In this Sonic the Hedgehog comic book series, Dr. Robotnik is a luchador who goes by the name El Gran Gordo, a.k.a. The Grand Fatty. And he is super over with the crowd, as you can tell by the floating signs. It also looks like he’s got the crew of Mystery Science Theater 3000 as his cornermen, but Sonic doesn’t seem too phased by it considering he has Knuckles by his side. They’re also wrestling in the best looking ring you’re going to find on this list.
5. Felix Cat-a-strophic Wrestling Spectacular #1
Felix the Cat was another in a long line of animated cats, and probably the oldest. But will always be remembered for being mistaken for the classic cat clock that everyone had at one time or another. Here he is taking on his fight forever rival, the animated dog. Although, for whatever reason, there’s a cartoon mouse that’s in Felix’s corner, which defies logic as far as cartoon rivalries go. Maybe he’s planning to turn against Felix mid-match. There’s a lot going on here, including a referee with a graduation cap, an anthropomorphic water heater, and a blurb at the bottom that promises an interview with wrestling legend Sgt. Slaughter somehow conducted by Felix himself.
4. The Ren & Stimpy Show #23
Here’s one that didn’t make the Marvel list. Sadly, none of the wrestling characters from the show’s classic wrestling episode make an appearance. Instead of Lump and Loaf, we get Lump and Loaf lite. And despite wearing their masks, Ren and Stimpy don’t seem to be in full Mad Dog Hoek and Killer Kadoogan character. Instead, they look like they’re going for more of a “Man Scout” Jake Manning vibe. Unlike the rest of these covers, the fact that there’s a random boy scout and Ren and Stimpy as scouts inside a wrestling ring actually makes it an intriguing buy. Like, there’s actually a story already being told on the cover.
3. Simpsons Comics #29
So far, it seems like children’s comic books like to throw in a wrestling storyline somewhere between issue 25 and 29. The Simpsons comic is no exception. Here we see Homer finally don a wrestling outfit, seeing as we we’ve been robbed of it in all the Simpsons episodes that have shown wrestling. Not surprisingly, he goes with a USA ensemble. He is, after all, what most people perceive to be your typical American pro wrestling fan. It’s hard to tell who the grape colored masked wrestler is (seeing as he isn’t one of the top 10 Simpsons wrestlers), but he definitely has a mean streak that overcompensates for his outfit. The world of The Simpsons is so big that having faceless half circles as the audience would’ve been a disservice to the series, so it’s cool that the artist decided to draw attention to a few of the show’s central characters.
2. Transformers #55
Another Marvel title that was cut from the Marvel post.

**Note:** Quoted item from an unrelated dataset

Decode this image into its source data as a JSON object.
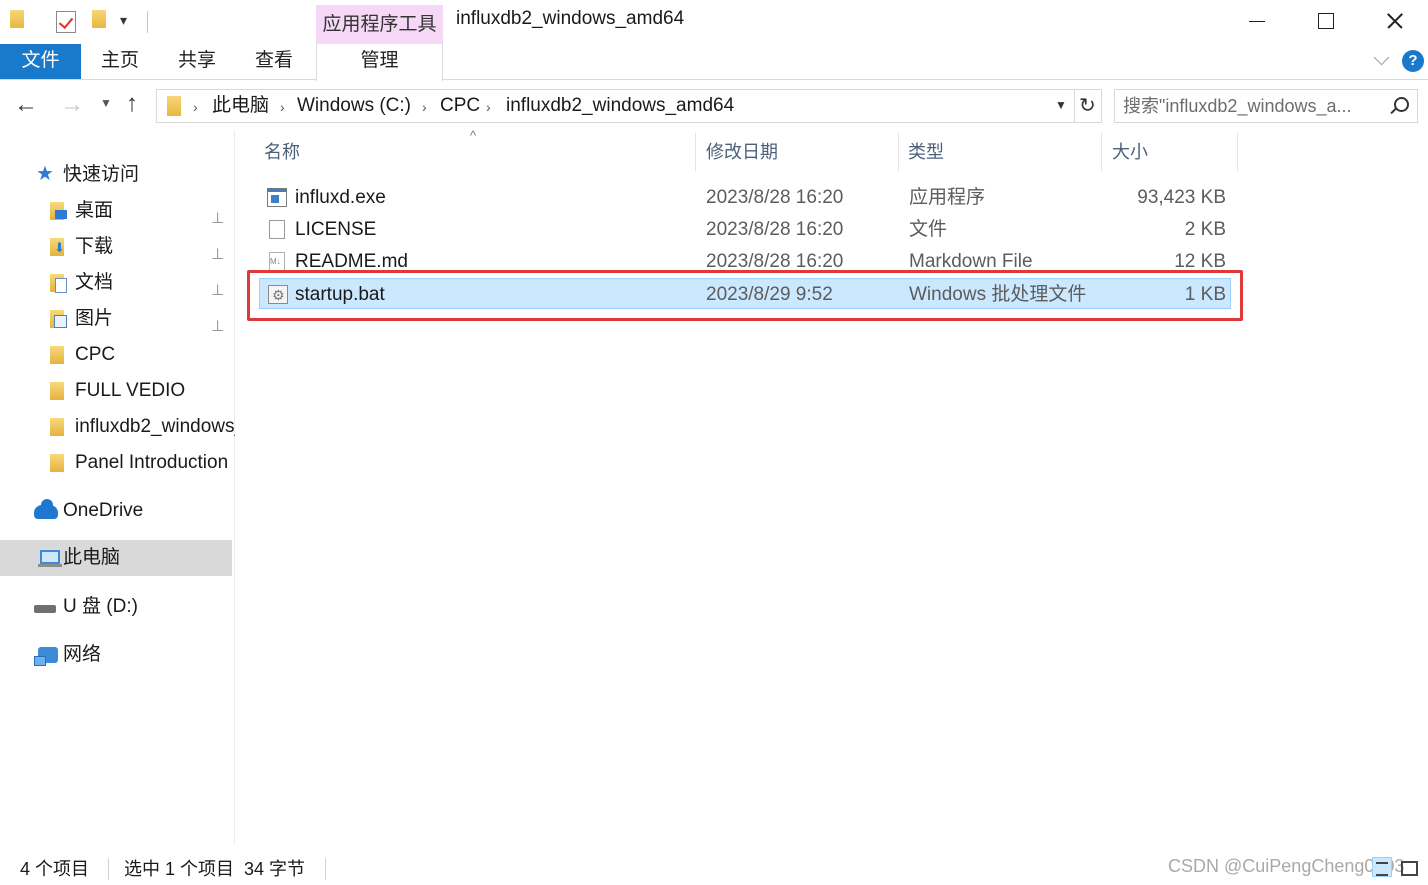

This cover is clearly the inspiration for How I Met Your Mother’s “Robots vs. Wrestlers” episode. This is definitely taking place some time in the future as the human wrestler looks more futuristic than Tekno Team 2000. I’m not sure who the Transformer is, but with a tagline that promises a “duel to the death!”, and Transformers showing kids early on that they’re willing to go that far thanks to their 1986 movie, there’s a good chance this comic book issue will actually deliver on the first wrestling match that ends when one opponent kills the other.
1. Looney Tunes #198
Was there every any doubt that Tweety Bird would come out on top in a battle between him and Sylvester? Luckily, Roman Reigns was only lifting lines from Sylvester and not studying his wrestling technique. Granted, it looks like Tweety had some help from Egghead Jr., who’s invented a figure four that far exceeds Charlotte Flair’s Figure 8 Leg Lock. Instead of a faceless crowd, we get camera flashes which is a nice creative touch. The only thing that could’ve made this better was if this cover included Looney Tunes and Merrie Melodies’ favorite wrestler, The Crusher.